How I imagined my birthdays would be. | AnnainCA/Youtube

I don’t actually remember the first time I ate at the Van Ness McDonald’s, but I do remember the first time I went unaccompanied by an adult. It was 1984, and the last day of fifth grade at Sacred Heart Elementary. It was a half-day, so we could go for lunch after school ended. And it was also "free dress day," so I could wear whatever I wanted.  

I was pretty excited, to say the least, and I couldn’t sleep the night before the big day. It was going to be just like the commercials: hanging after school with my friends, just like older kids did on TV. We might even call it "Micky D's"! 

That day, I dressed in my best '80s-era pastels, and I couldn’t contain my enthusiasm. I  skipped down the Fell St. Hill, giggled my way through the Fillmore until we reached the outskirts of the TL and arrived at the McDonald's.  

My notion of going to McDonald's as a pre-teen. | VintageCOmPlus/Youtube 

The Van Ness location differed from the commercials, however. For starters, it wasn't exactly kid-friendly. The restaurant was surrounded by government buildings, bordered downtown and was adjacent to the very adult-oriented Polk Street of the '80s.  

Instead of the tweens and teens that filled the seats, our Mickey D's reflected the eclecticism of the city in those years. The patrons were families, but also office workers, tourists, and the eccentric and sometimes odd characters of Polk and Van Ness. Our McDonald's swapped suburban wholesomeness with city cool: picture punk-rock kids instead of Ronald McDonald and leather-clad hunks instead of the Hamburglar.

Sometimes, the place was outright weird, like the time my family and I looked up from eating Big Macs from those styrofoam boxes only to be greeted by the crack of a grown man's exposed ass. Luckily, he never turned around.  

Say no to "crack" and yes to burgers in styrofoam. | PHOTO: EBAY  

But on that last day of fifth grade, it was quiet. We arrived between lunch and dinner hours on a school day, so we kind of had the place to ourselves, the stars of our own McDonald's commercial. We slid into a booth and shared giggles and gossip, slurped shakes and nibbled on fries. It was the start of the summer, so we lingered a bit. The next year would be junior high, and some of us would be going to different schools. That day was my coming of age: I was officially a big kid.

As the years rolled on, Burger King, Round Table and Taco Bell arrived in the surrounding blocks, and in the Fillmore, we got our own Mickey D's at Fillmore and Golden Gate. As I had more options, my visits to the Van Ness location were less frequent.

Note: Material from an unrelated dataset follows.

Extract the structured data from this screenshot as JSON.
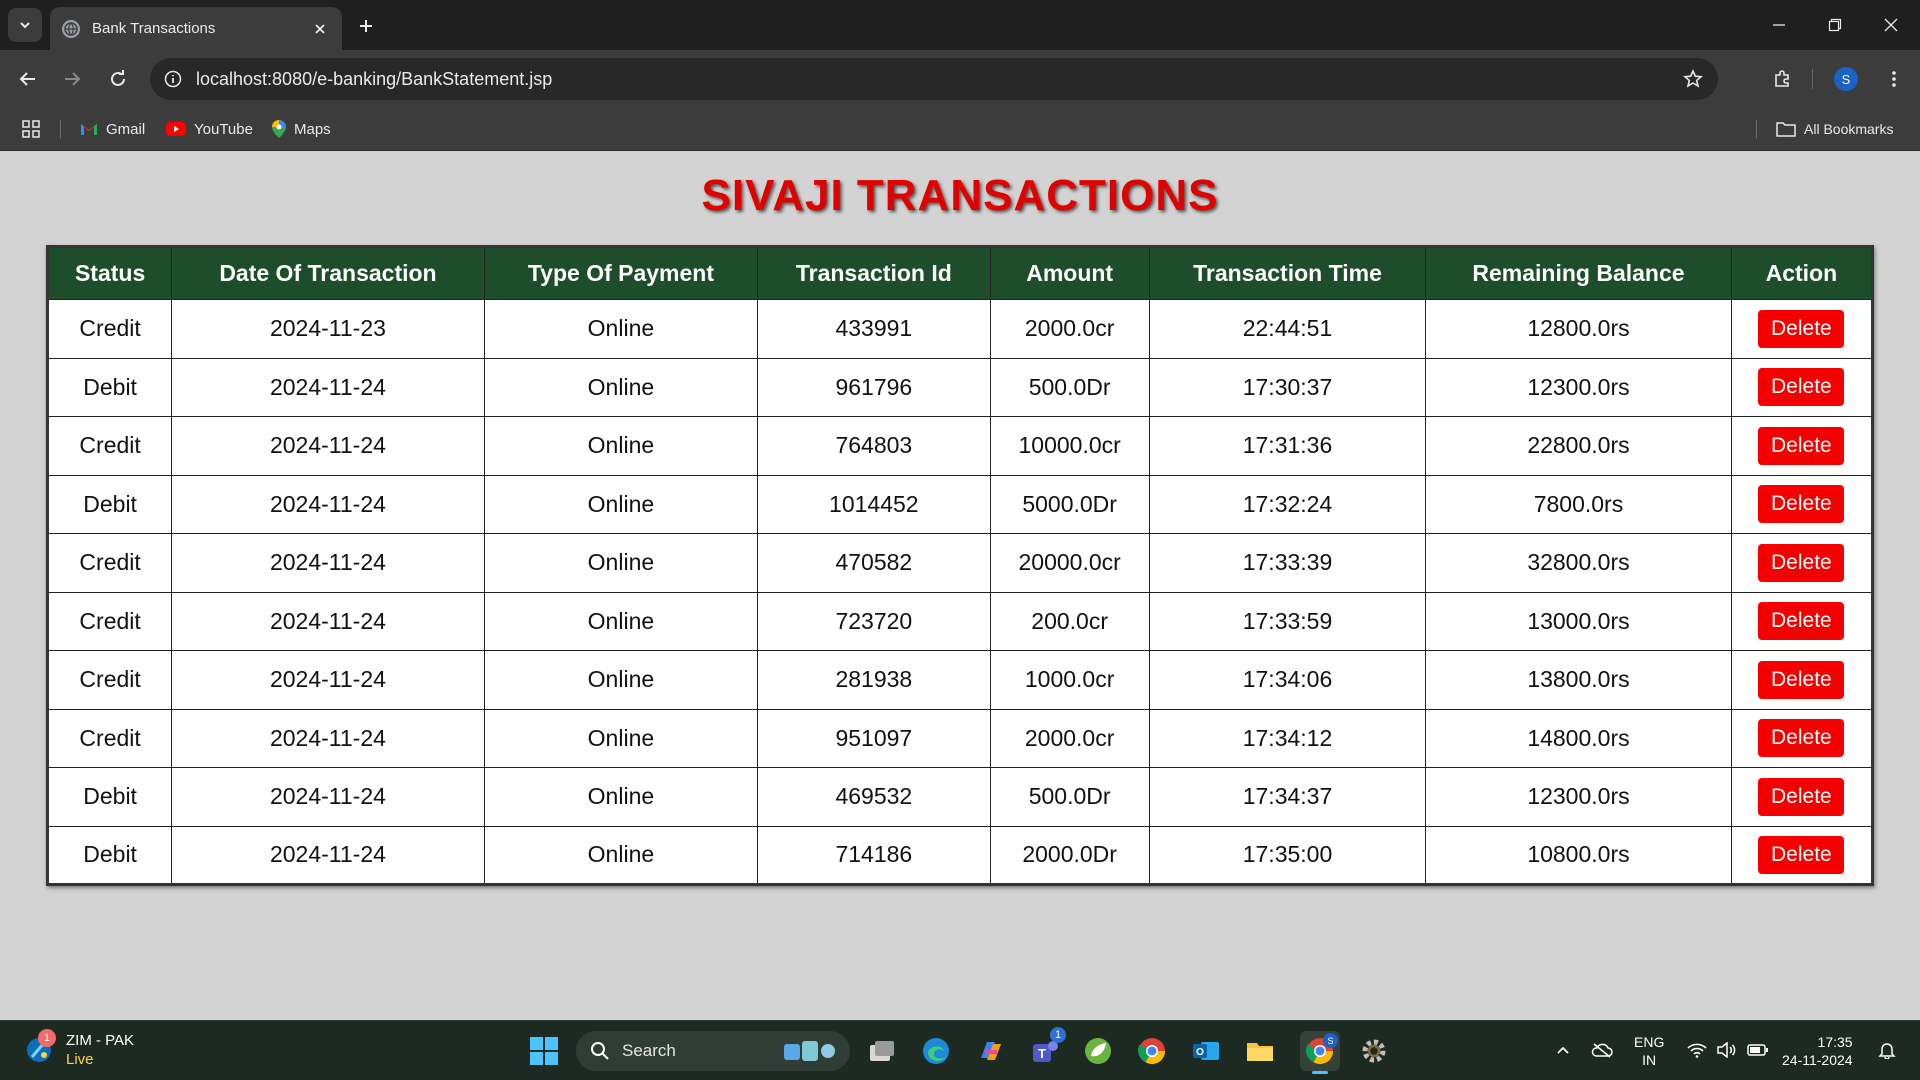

The last time I remember eating there was sometime in the '90s. I was back from college, and I ate on the second floor (because that area wasn't always open, it was a bit of a treat). It was warm summer day, and I reveled in the freedom of being a young adult, while at the same time feeling comforted by the food of my childhood.

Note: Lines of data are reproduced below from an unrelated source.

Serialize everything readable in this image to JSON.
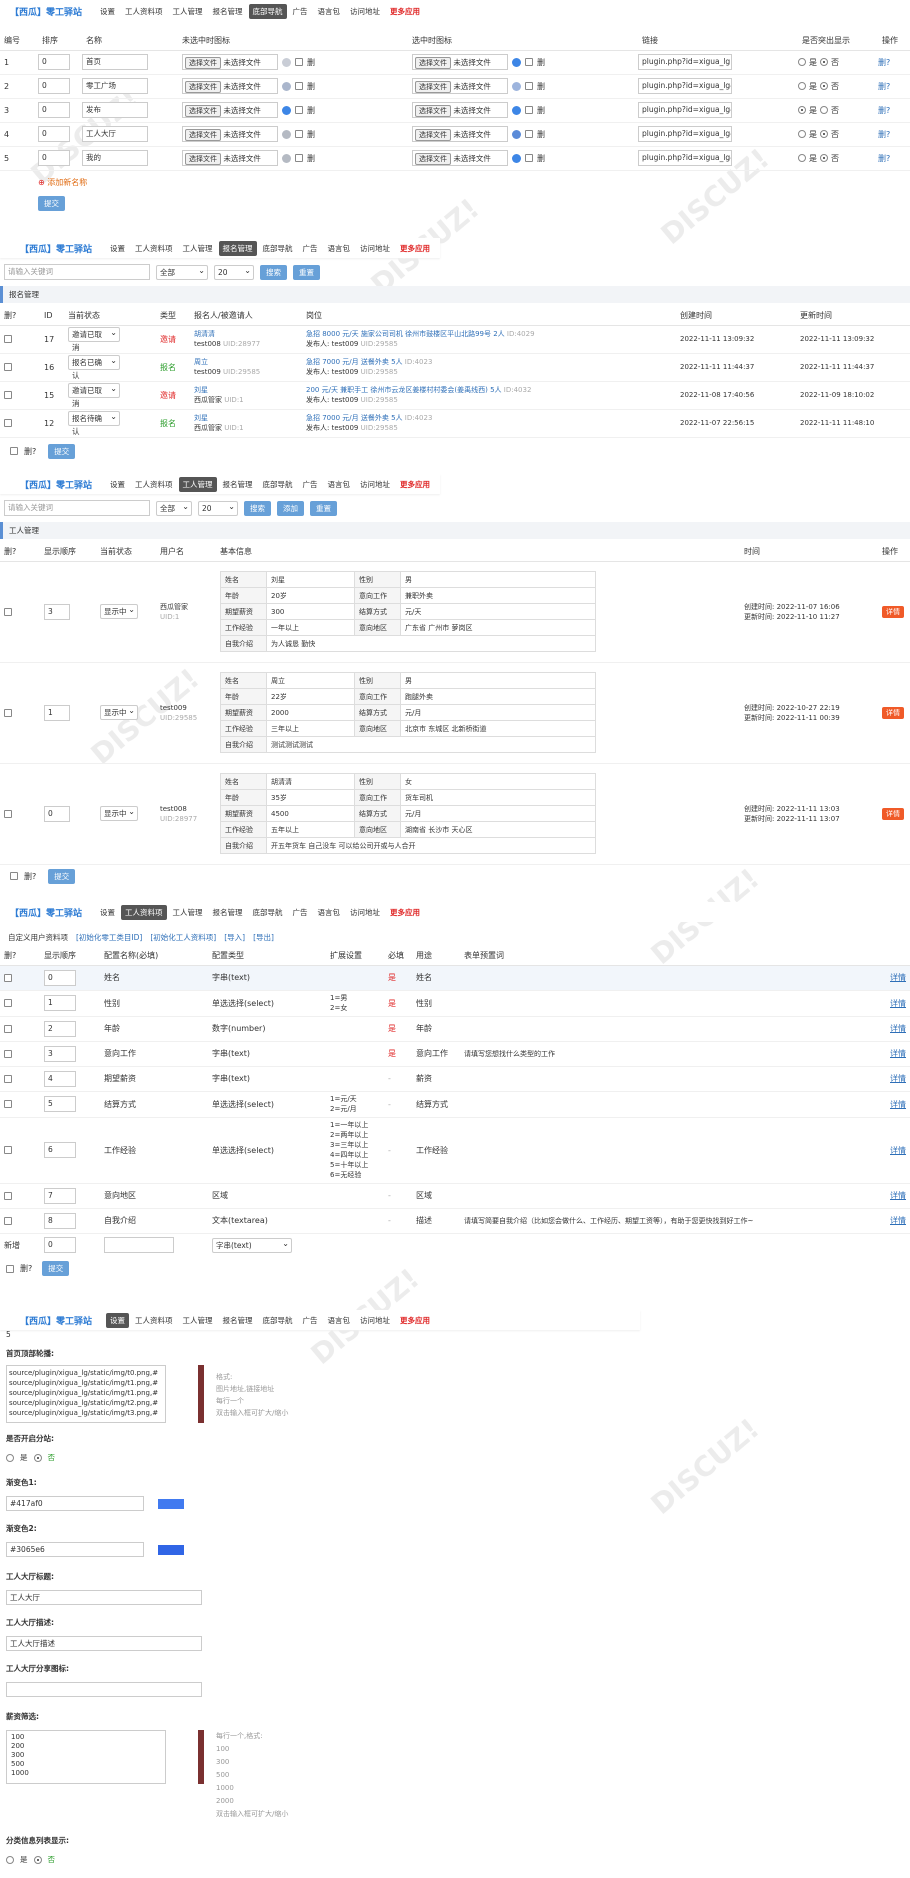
{
  "nav": {
    "title": "【西瓜】零工驿站",
    "tabs": [
      "设置",
      "工人资料项",
      "工人管理",
      "报名管理",
      "底部导航",
      "广告",
      "语言包",
      "访问地址"
    ],
    "more": "更多应用"
  },
  "sec1": {
    "headers": [
      "编号",
      "排序",
      "名称",
      "未选中时图标",
      "选中时图标",
      "链接",
      "是否突出显示",
      "操作"
    ],
    "rows": [
      {
        "no": "1",
        "order": "0",
        "name": "首页",
        "link": "plugin.php?id=xigua_lg",
        "hl": "否"
      },
      {
        "no": "2",
        "order": "0",
        "name": "零工广场",
        "link": "plugin.php?id=xigua_lg&",
        "hl": "否"
      },
      {
        "no": "3",
        "order": "0",
        "name": "发布",
        "link": "plugin.php?id=xigua_lg&",
        "hl": "是"
      },
      {
        "no": "4",
        "order": "0",
        "name": "工人大厅",
        "link": "plugin.php?id=xigua_lg&",
        "hl": "否"
      },
      {
        "no": "5",
        "order": "0",
        "name": "我的",
        "link": "plugin.php?id=xigua_lg&",
        "hl": "否"
      }
    ],
    "file_btn": "选择文件",
    "no_file": "未选择文件",
    "del": "删",
    "yes": "是",
    "no": "否",
    "op": "删?",
    "add": "添加新名称",
    "submit": "提交"
  },
  "sec2": {
    "search_placeholder": "请输入关键词",
    "filter": "全部",
    "pagesize": "20",
    "search": "搜索",
    "reset": "重置",
    "panel": "报名管理",
    "headers": [
      "删?",
      "ID",
      "当前状态",
      "类型",
      "报名人/被邀请人",
      "岗位",
      "创建时间",
      "更新时间"
    ],
    "rows": [
      {
        "id": "17",
        "status": "邀请已取消",
        "type": "邀请",
        "p1": "胡清清",
        "p2": "test008",
        "uid": "UID:28977",
        "job": "急招 8000 元/天 施家公司司机 徐州市鼓楼区平山北路99号 2人",
        "jid": "ID:4029",
        "pub": "发布人: test009",
        "puid": "UID:29585",
        "c": "2022-11-11 13:09:32",
        "u": "2022-11-11 13:09:32"
      },
      {
        "id": "16",
        "status": "报名已确认",
        "type": "报名",
        "p1": "周立",
        "p2": "test009",
        "uid": "UID:29585",
        "job": "急招 7000 元/月 送餐外卖 5人",
        "jid": "ID:4023",
        "pub": "发布人: test009",
        "puid": "UID:29585",
        "c": "2022-11-11 11:44:37",
        "u": "2022-11-11 11:44:37"
      },
      {
        "id": "15",
        "status": "邀请已取消",
        "type": "邀请",
        "p1": "刘星",
        "p2": "西瓜管家",
        "uid": "UID:1",
        "job": "200 元/天 兼职手工 徐州市云龙区姜楼村村委会(姜禹线西) 5人",
        "jid": "ID:4032",
        "pub": "发布人: test009",
        "puid": "UID:29585",
        "c": "2022-11-08 17:40:56",
        "u": "2022-11-09 18:10:02"
      },
      {
        "id": "12",
        "status": "报名待确认",
        "type": "报名",
        "p1": "刘星",
        "p2": "西瓜管家",
        "uid": "UID:1",
        "job": "急招 7000 元/月 送餐外卖 5人",
        "jid": "ID:4023",
        "pub": "发布人: test009",
        "puid": "UID:29585",
        "c": "2022-11-07 22:56:15",
        "u": "2022-11-11 11:48:10"
      }
    ],
    "del": "删?",
    "submit": "提交"
  },
  "sec3": {
    "search_placeholder": "请输入关键词",
    "filter": "全部",
    "pagesize": "20",
    "search": "搜索",
    "add": "添加",
    "reset": "重置",
    "panel": "工人管理",
    "headers": [
      "删?",
      "显示顺序",
      "当前状态",
      "用户名",
      "基本信息",
      "时间",
      "操作"
    ],
    "keys": {
      "name": "姓名",
      "gender": "性别",
      "age": "年龄",
      "job": "意向工作",
      "salary": "期望薪资",
      "settle": "结算方式",
      "exp": "工作经验",
      "area": "意向地区",
      "intro": "自我介绍"
    },
    "rows": [
      {
        "order": "3",
        "status": "显示中",
        "user": "西瓜管家",
        "uid": "UID:1",
        "name": "刘星",
        "gender": "男",
        "age": "20岁",
        "job": "兼职外卖",
        "salary": "300",
        "settle": "元/天",
        "exp": "一年以上",
        "area": "广东省 广州市 萝岗区",
        "intro": "为人诚恳 勤快",
        "c": "创建时间: 2022-11-07 16:06",
        "u": "更新时间: 2022-11-10 11:27"
      },
      {
        "order": "1",
        "status": "显示中",
        "user": "test009",
        "uid": "UID:29585",
        "name": "周立",
        "gender": "男",
        "age": "22岁",
        "job": "跑腿外卖",
        "salary": "2000",
        "settle": "元/月",
        "exp": "三年以上",
        "area": "北京市 东城区 北新桥街道",
        "intro": "测试测试测试",
        "c": "创建时间: 2022-10-27 22:19",
        "u": "更新时间: 2022-11-11 00:39"
      },
      {
        "order": "0",
        "status": "显示中",
        "user": "test008",
        "uid": "UID:28977",
        "name": "胡清清",
        "gender": "女",
        "age": "35岁",
        "job": "货车司机",
        "salary": "4500",
        "settle": "元/月",
        "exp": "五年以上",
        "area": "湖南省 长沙市 天心区",
        "intro": "开五年货车 自己没车 可以给公司开或与人合开",
        "c": "创建时间: 2022-11-11 13:03",
        "u": "更新时间: 2022-11-11 13:07"
      }
    ],
    "detail": "详情",
    "del": "删?",
    "submit": "提交"
  },
  "sec4": {
    "links": [
      "自定义用户资料项",
      "[初始化零工类目ID]",
      "[初始化工人资料项]",
      "[导入]",
      "[导出]"
    ],
    "headers": [
      "删?",
      "显示顺序",
      "配置名称(必填)",
      "配置类型",
      "扩展设置",
      "必填",
      "用途",
      "表单预置词"
    ],
    "rows": [
      {
        "order": "0",
        "name": "姓名",
        "type": "字串(text)",
        "ext": "",
        "req": "是",
        "use": "姓名",
        "pre": ""
      },
      {
        "order": "1",
        "name": "性别",
        "type": "单选选择(select)",
        "ext": "1=男\n2=女",
        "req": "是",
        "use": "性别",
        "pre": ""
      },
      {
        "order": "2",
        "name": "年龄",
        "type": "数字(number)",
        "ext": "",
        "req": "是",
        "use": "年龄",
        "pre": ""
      },
      {
        "order": "3",
        "name": "意向工作",
        "type": "字串(text)",
        "ext": "",
        "req": "是",
        "use": "意向工作",
        "pre": "请填写您想找什么类型的工作"
      },
      {
        "order": "4",
        "name": "期望薪资",
        "type": "字串(text)",
        "ext": "",
        "req": "-",
        "use": "薪资",
        "pre": ""
      },
      {
        "order": "5",
        "name": "结算方式",
        "type": "单选选择(select)",
        "ext": "1=元/天\n2=元/月",
        "req": "-",
        "use": "结算方式",
        "pre": ""
      },
      {
        "order": "6",
        "name": "工作经验",
        "type": "单选选择(select)",
        "ext": "1=一年以上\n2=两年以上\n3=三年以上\n4=四年以上\n5=十年以上\n6=无经验",
        "req": "-",
        "use": "工作经验",
        "pre": ""
      },
      {
        "order": "7",
        "name": "意向地区",
        "type": "区域",
        "ext": "",
        "req": "-",
        "use": "区域",
        "pre": ""
      },
      {
        "order": "8",
        "name": "自我介绍",
        "type": "文本(textarea)",
        "ext": "",
        "req": "-",
        "use": "描述",
        "pre": "请填写简要自我介绍（比如您会做什么、工作经历、期望工资等），有助于您更快找到好工作~"
      }
    ],
    "detail": "详情",
    "new_label": "新增",
    "new_order": "0",
    "new_type": "字串(text)",
    "del": "删?",
    "submit": "提交"
  },
  "sec5": {
    "top_value": "5",
    "banner_label": "首页顶部轮播:",
    "banner_lines": [
      "source/plugin/xigua_lg/static/img/t0.png,#",
      "source/plugin/xigua_lg/static/img/t1.png,#",
      "source/plugin/xigua_lg/static/img/t1.png,#",
      "source/plugin/xigua_lg/static/img/t2.png,#",
      "source/plugin/xigua_lg/static/img/t3.png,#"
    ],
    "banner_hint": [
      "格式:",
      "图片地址,链接地址",
      "每行一个",
      "双击输入框可扩大/缩小"
    ],
    "share_label": "是否开启分站:",
    "yes": "是",
    "no": "否",
    "color1_label": "渐变色1:",
    "color1": "#417af0",
    "color2_label": "渐变色2:",
    "color2": "#3065e6",
    "hall_title_label": "工人大厅标题:",
    "hall_title": "工人大厅",
    "hall_desc_label": "工人大厅描述:",
    "hall_desc": "工人大厅描述",
    "hall_icon_label": "工人大厅分享图标:",
    "salary_label": "薪资筛选:",
    "salary_lines": [
      "100",
      "200",
      "300",
      "500",
      "1000"
    ],
    "salary_hint": [
      "每行一个,格式:",
      "100",
      "300",
      "500",
      "1000",
      "2000",
      "双击输入框可扩大/缩小"
    ],
    "cat_label": "分类信息列表显示:"
  }
}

Photo: Fred Y./Yelp

I was saddened to come home in 2015, and find the Van Ness McDonald's boarded up and vandalized. My friends told me that just as our youth faded, so had our beloved eatery. It hadn't updated with the times, and before it closed, was badly in need of some TLC.

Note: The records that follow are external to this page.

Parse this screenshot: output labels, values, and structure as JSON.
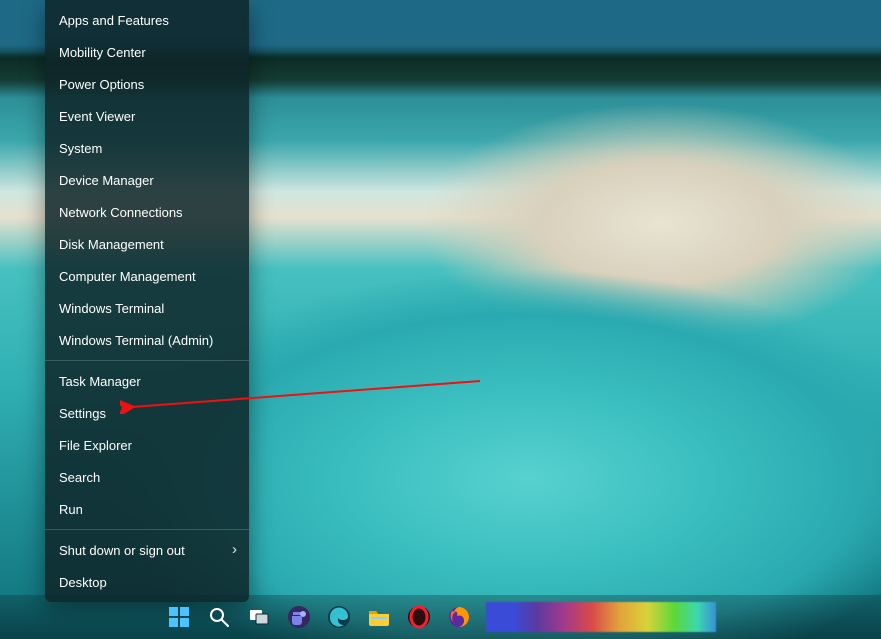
{
  "context_menu": {
    "items": [
      {
        "label": "Apps and Features"
      },
      {
        "label": "Mobility Center"
      },
      {
        "label": "Power Options"
      },
      {
        "label": "Event Viewer"
      },
      {
        "label": "System"
      },
      {
        "label": "Device Manager"
      },
      {
        "label": "Network Connections"
      },
      {
        "label": "Disk Management"
      },
      {
        "label": "Computer Management"
      },
      {
        "label": "Windows Terminal"
      },
      {
        "label": "Windows Terminal (Admin)"
      }
    ],
    "items2": [
      {
        "label": "Task Manager"
      },
      {
        "label": "Settings"
      },
      {
        "label": "File Explorer"
      },
      {
        "label": "Search"
      },
      {
        "label": "Run"
      }
    ],
    "items3": [
      {
        "label": "Shut down or sign out",
        "submenu": true
      },
      {
        "label": "Desktop"
      }
    ]
  },
  "annotation": {
    "arrow_color": "#e11",
    "target_item": "Settings"
  },
  "taskbar": {
    "buttons": [
      {
        "name": "start",
        "title": "Start",
        "color": "#4cc2ff"
      },
      {
        "name": "search",
        "title": "Search",
        "color": "#ffffff"
      },
      {
        "name": "task-view",
        "title": "Task View",
        "color": "#ffffff"
      },
      {
        "name": "teams",
        "title": "Chat",
        "color": "#7b83eb"
      },
      {
        "name": "edge",
        "title": "Microsoft Edge",
        "color": "#35c1d4"
      },
      {
        "name": "file-explorer",
        "title": "File Explorer",
        "color": "#ffcc33"
      },
      {
        "name": "opera",
        "title": "Opera",
        "color": "#ff1b2d"
      },
      {
        "name": "firefox",
        "title": "Firefox",
        "color": "#ff9500"
      }
    ]
  }
}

 As San Francisco continues its rush into the future, it makes sense that the 20th-century icon makes way for 21st-century housing. It's progress. But the kid inside me, wearing '80s-era pastel clothes, yearns to sit at the booth on Van Ness street one more time: hanging with my friends on the second floor, chomping down burgers from a styrofoam box, and feeling like I had finally made it.